“The Langstroth is the way it’s always been done, so that’s the way people do it,” Rocheleau said. He wasn't satisfied with convention, though. “There are inherent problems with the Langstroth design,” he soon learned.
First, the hives aren’t made of high-quality materials or construction procedures, which means they soon become eyesores. That also leaves the bees vulnerable to raiding bears or fluctuating weather. If humans want to benefit from the bees’ labors, they ought to treat them better, he said.
“I want to do the right thing for the bees, give them the best home.”
Rocheleau was born to a family with 10 children and not enough of anything. “I grew up poor. I had to tape my sneakers together with electrical tape so the snow wouldn’t get in,” he said. “I see problems, there were so many in my household growing up. I’ve come to embrace them.”
He resolved to improve his economic standing, and started working for the local highway department at age 14, left school after the ninth grade, and found his way into jobs with heating contractors in the Concord area. In that line of work, he said he learned to take pride in his work, to not just complete a task but to leave the site looking like a professional had been there.
Seeing a career possibility in heating, ventilation and air conditioning, Rocheleau went back to school so he could get licensed and become an independent contractor.
He found success, but not satisfaction. Hands that were perpetually covered in soot or oil, often due to late-night emergency calls, left him wanting a different path. He found that path through a problem – flanges used in heating systems that were difficult to install and often left their installers with bruised or bleeding knuckles.

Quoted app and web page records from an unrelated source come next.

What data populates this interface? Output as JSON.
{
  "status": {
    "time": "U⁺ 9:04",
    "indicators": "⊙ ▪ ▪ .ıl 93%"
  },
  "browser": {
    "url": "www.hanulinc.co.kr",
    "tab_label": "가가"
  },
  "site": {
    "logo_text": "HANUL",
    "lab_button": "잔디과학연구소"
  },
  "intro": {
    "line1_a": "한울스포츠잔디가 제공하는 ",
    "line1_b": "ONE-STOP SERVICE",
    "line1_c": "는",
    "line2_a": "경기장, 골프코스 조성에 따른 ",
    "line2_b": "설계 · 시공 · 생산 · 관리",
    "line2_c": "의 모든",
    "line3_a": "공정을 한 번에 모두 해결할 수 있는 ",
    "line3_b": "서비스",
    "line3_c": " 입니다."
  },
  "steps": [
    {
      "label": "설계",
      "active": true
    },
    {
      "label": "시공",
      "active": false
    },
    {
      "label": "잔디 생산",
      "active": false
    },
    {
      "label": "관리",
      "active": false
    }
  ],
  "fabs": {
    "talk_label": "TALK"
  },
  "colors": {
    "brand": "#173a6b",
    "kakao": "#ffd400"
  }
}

Through dedication bordering on obsession, personal financial risk and a lucky introduction to a wealthy “angel investor,” as Rocheleau called her, he was able to develop a flange and tool set that made installation easier and more efficient.
“I have my own product line,” Rocheleau said. “If you have forced hot water heating, you probably have my flanges in your house.”
He finds himself with little time for HVAC these days, though, because his attention has been drawn to his beehives.
That first year as a beekeeper went well, he said. His honeybees did their thing and began building a home in his Langstroth hive.
“Very soon the bees were producing sweet honey and beautiful white beeswax. All went well for all involved until December, when the temperature dropped to 15 degrees below zero and every bee perished,” he said. “An indoor climate control expert, I knew what needed to be done.”
He started by building shelters that could surround a Langstroth hive, then realized that he needed to start with a blank slate.
Rocheleau’s resulting design, which he calls a “Bee Fortress,” is made of higher-quality wood, has steel-reinforced corners and is held to a concrete footing by high-tension straps strong enough to resist a black bear’s bite. The hives also have a photovoltaic panel, sensors and an automatic control system which runs a fan when the conditions inside the hive are too warm or humid, or if carbon dioxide levels are too high.
In Feburary, he moved to Sandwich, where his game cameras recorded one of his prototypes successfully resisting a black bear’s advances. When the weather got cold, he brought his active hives indoors and placed them on a heated pad.
Rocheleau is currently working to add heating to his design, and is hoping to test a system he has developed to rid bees of parasitic mites. Ultimately, he hopes his hives will become recognized as the gold standard for beekeeping.
“They’re the most beautiful, technologically advanced beehives in the world,” Rocheleau said. “I want people to care not just about the bees, but where the bees live.”